#### [EXERCISE]
Omit each picture as you copy the entries exactly.
[Start of Attachment]
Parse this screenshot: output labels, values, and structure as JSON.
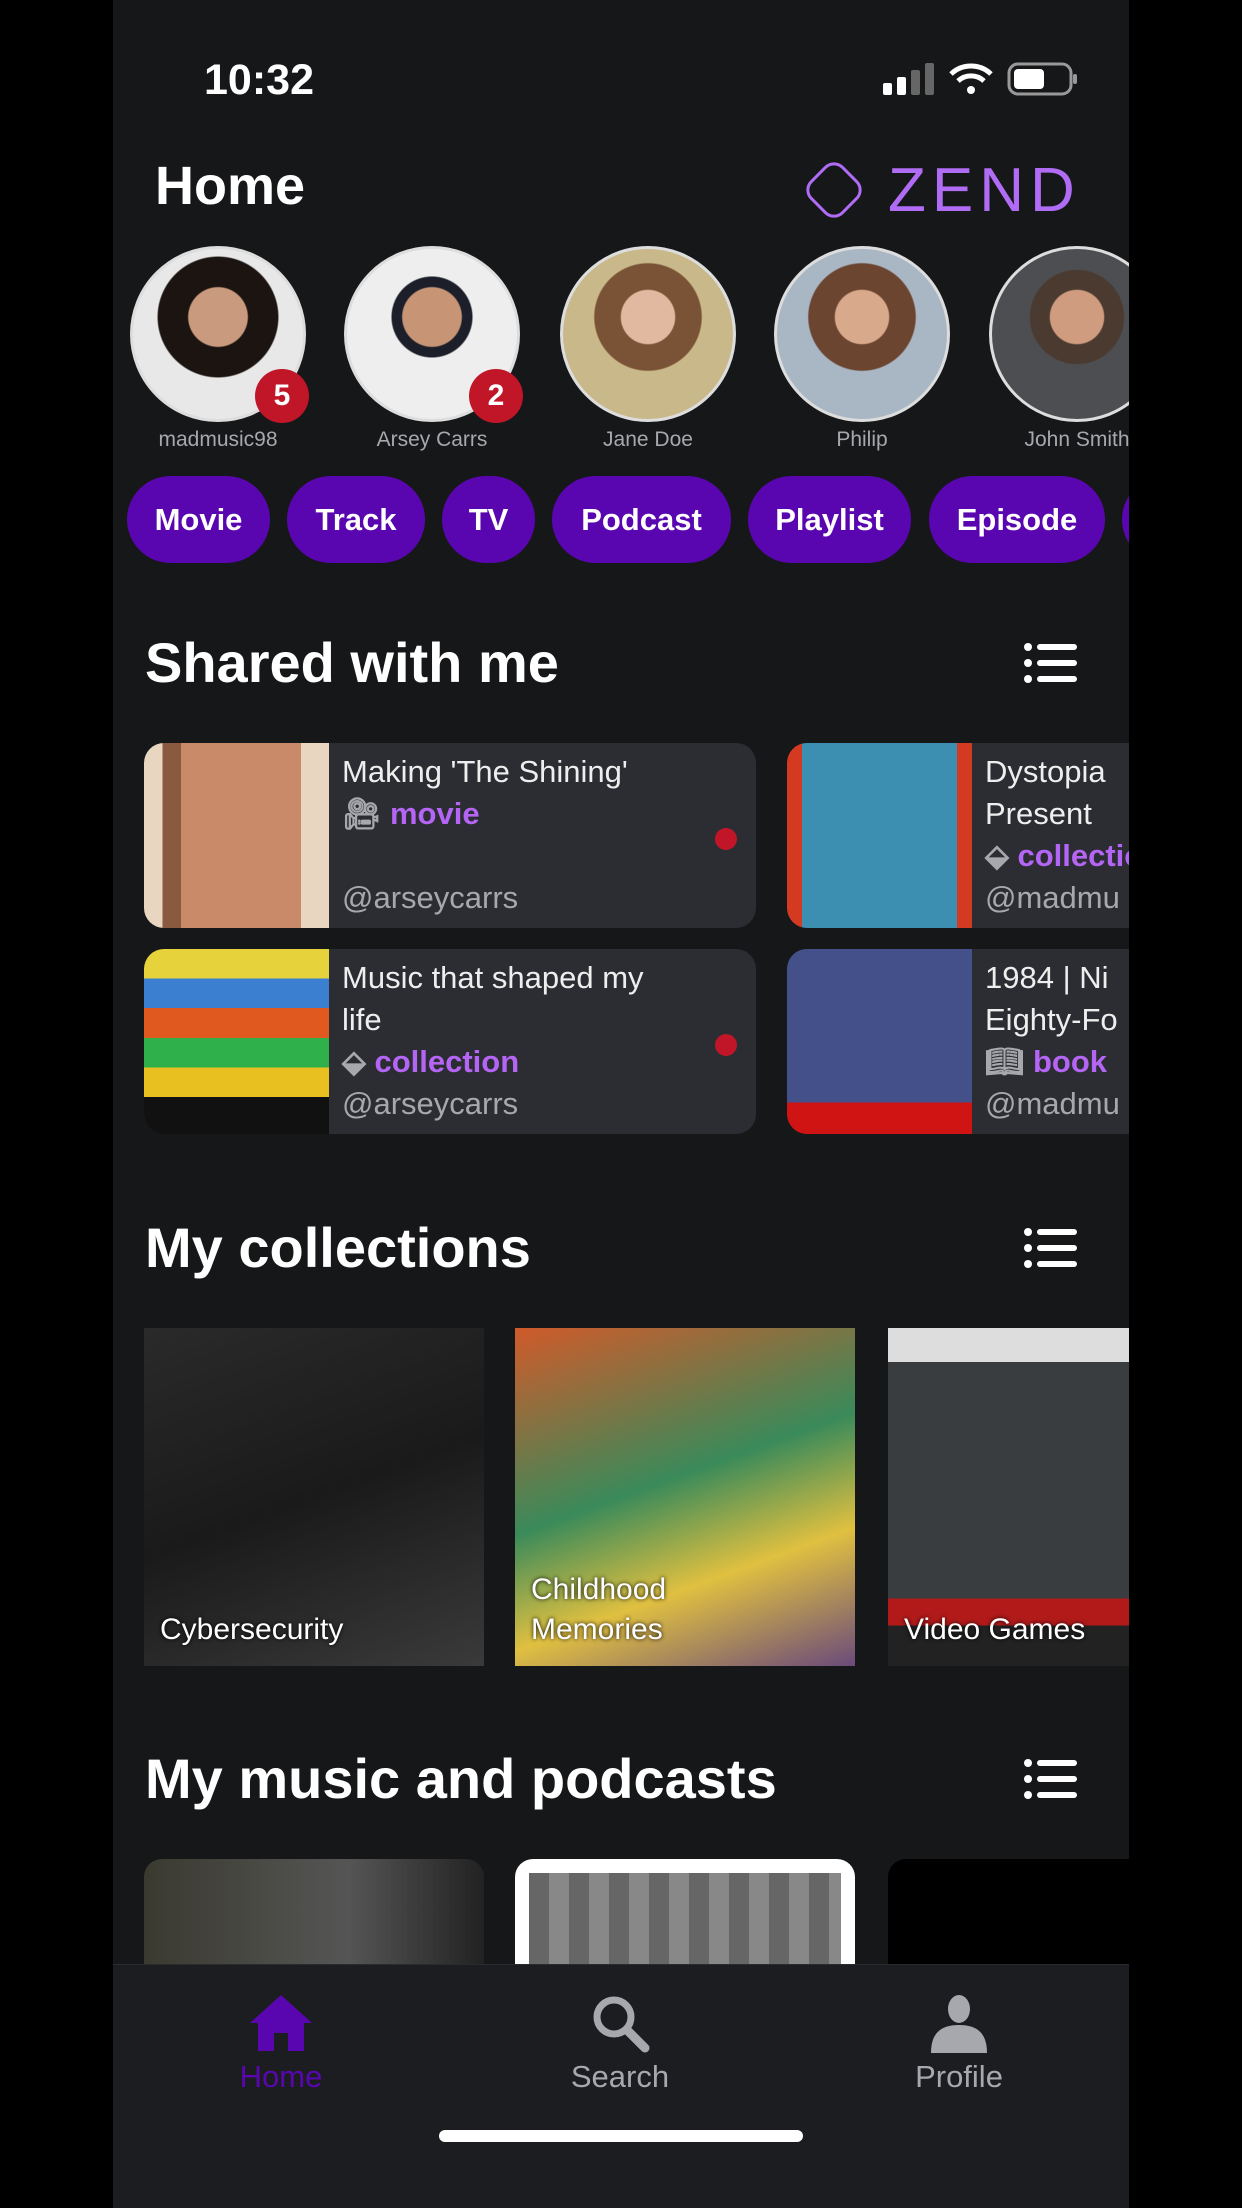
{
  "status_bar": {
    "time": "10:32"
  },
  "header": {
    "title": "Home",
    "logo_text": "ZEND"
  },
  "friends": [
    {
      "name": "madmusic98",
      "badge": "5"
    },
    {
      "name": "Arsey Carrs",
      "badge": "2"
    },
    {
      "name": "Jane Doe"
    },
    {
      "name": "Philip"
    },
    {
      "name": "John Smith"
    }
  ],
  "filters": [
    "Movie",
    "Track",
    "TV",
    "Podcast",
    "Playlist",
    "Episode"
  ],
  "shared": {
    "title": "Shared with me",
    "items": [
      {
        "title": "Making 'The Shining'",
        "type": "movie",
        "icon": "film-camera-icon",
        "user": "@arseycarrs",
        "unread": true
      },
      {
        "title": "Dystopia Present",
        "type": "collection",
        "icon": "layers-icon",
        "user": "@madmu"
      },
      {
        "title": "Music that shaped my life",
        "type": "collection",
        "icon": "layers-icon",
        "user": "@arseycarrs",
        "unread": true
      },
      {
        "title": "1984 | Ni Eighty-Fo",
        "type": "book",
        "icon": "book-reader-icon",
        "user": "@madmu"
      }
    ]
  },
  "collections": {
    "title": "My collections",
    "items": [
      {
        "label": "Cybersecurity"
      },
      {
        "label": "Childhood Memories"
      },
      {
        "label": "Video Games"
      }
    ]
  },
  "music": {
    "title": "My music and podcasts"
  },
  "tabbar": {
    "items": [
      {
        "label": "Home",
        "active": true
      },
      {
        "label": "Search"
      },
      {
        "label": "Profile"
      }
    ]
  },
  "colors": {
    "accent": "#5a06b0",
    "type_text": "#b565f5",
    "badge": "#c01628",
    "background": "#161719",
    "card": "#2c2d33"
  }
}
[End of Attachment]
#### [RESPONSE]
Parse this screenshot: output labels, values, and structure as JSON.
{
  "status_bar": {
    "time": "10:32"
  },
  "header": {
    "title": "Home",
    "logo_text": "ZEND"
  },
  "friends": [
    {
      "name": "madmusic98",
      "badge": "5"
    },
    {
      "name": "Arsey Carrs",
      "badge": "2"
    },
    {
      "name": "Jane Doe"
    },
    {
      "name": "Philip"
    },
    {
      "name": "John Smith"
    }
  ],
  "filters": [
    "Movie",
    "Track",
    "TV",
    "Podcast",
    "Playlist",
    "Episode"
  ],
  "shared": {
    "title": "Shared with me",
    "items": [
      {
        "title": "Making 'The Shining'",
        "type": "movie",
        "icon": "film-camera-icon",
        "user": "@arseycarrs",
        "unread": true
      },
      {
        "title": "Dystopia Present",
        "type": "collection",
        "icon": "layers-icon",
        "user": "@madmu"
      },
      {
        "title": "Music that shaped my life",
        "type": "collection",
        "icon": "layers-icon",
        "user": "@arseycarrs",
        "unread": true
      },
      {
        "title": "1984 | Ni Eighty-Fo",
        "type": "book",
        "icon": "book-reader-icon",
        "user": "@madmu"
      }
    ]
  },
  "collections": {
    "title": "My collections",
    "items": [
      {
        "label": "Cybersecurity"
      },
      {
        "label": "Childhood Memories"
      },
      {
        "label": "Video Games"
      }
    ]
  },
  "music": {
    "title": "My music and podcasts"
  },
  "tabbar": {
    "items": [
      {
        "label": "Home",
        "active": true
      },
      {
        "label": "Search"
      },
      {
        "label": "Profile"
      }
    ]
  },
  "colors": {
    "accent": "#5a06b0",
    "type_text": "#b565f5",
    "badge": "#c01628",
    "background": "#161719",
    "card": "#2c2d33"
  }
}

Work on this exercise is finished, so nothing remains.